It is often said that those who do not learn from mistakes are condemned to repeat them. While success stories are important in independent practice as they show what can be achieved, it is just as important not to gloss over mistakes. Being aware of what can go wrong provides insights that can help us all to progress.
Here are five errors that I regularly see in independent practice. By being alert to the pitfalls, I hope that readers will be able to sidestep them:
1. Practising in isolation – A potential risk in independent practice is that it is easier to become isolated which can be stressful, as well as making it harder to revalidate, keep up to date with new innovations and share best practice.
If you are working in a single-handed practice, guard against isolation by connecting with fellow doctors at every opportunity. Aside from professional and clinical matters, I’d also recommend seeking advice on practice ownership from those who have been there. With more than 20 years’ experience in the independent health sector, I’m always happy to help practitioners who are unsure about any aspect of practice administration and management.
2. Using generic software – It is possible to get by with separate spreadsheets, word processing and generic accounting software but you will probably waste precious time having to re-enter data on different systems and this will become more of a challenge as your practice grows.
A practice management system which is developed specifically for independent practice should allow you to manage your workflow from one place which is more time efficient and will quickly repay your investment.
3. Billing procrastination – Bills which are submitted months after the service date present problems for the recipient and is storing up serious cashflow problems for the practice too.
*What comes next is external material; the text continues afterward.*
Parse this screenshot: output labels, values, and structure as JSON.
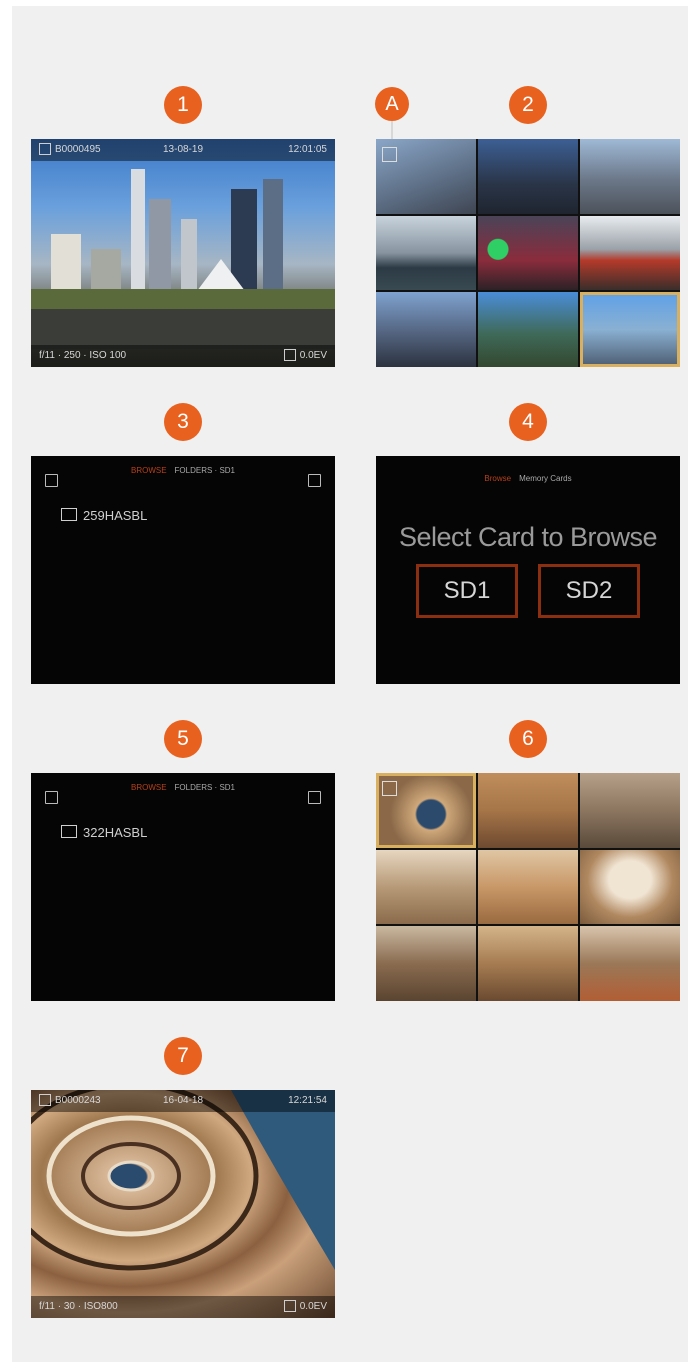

Ensuring you are properly remunerated for your expertise, services and time is essential if you want your practice to stay afloat. Electronic billing is a highly efficient way to manage the process as you can create and submit bills online in a fraction of the time. Plus, e-bills submitted via Healthcode’s clearing system are secure and validated according to insurer rules so they are ready for processing and payment.
4. Pricing confusion – Fees are a complex area and misunderstandings could leave you out of pocket, facing a patient complaint or in dispute with a PMI.
I recommend drawing up a common pricing table that everyone in the practice can refer to and use to advise patients. Use this to record your fees for consultations, procedures and diagnostic tests for every specialist and any exceptions for where these differ for particular PMIs or patient groups.
5. Not establishing systems – While you might have a clear image of how you want your practice to run, you can’t expect others to automatically adopt your working methods.
Whether it’s making appointments, , responding to subject access requests or credit control, it makes sense to invest the time in establishing clear step-by-step procedures for everyone to follow. That way, you can provide an efficient, consistent service for every patient and minimise the chance of a costly mistake.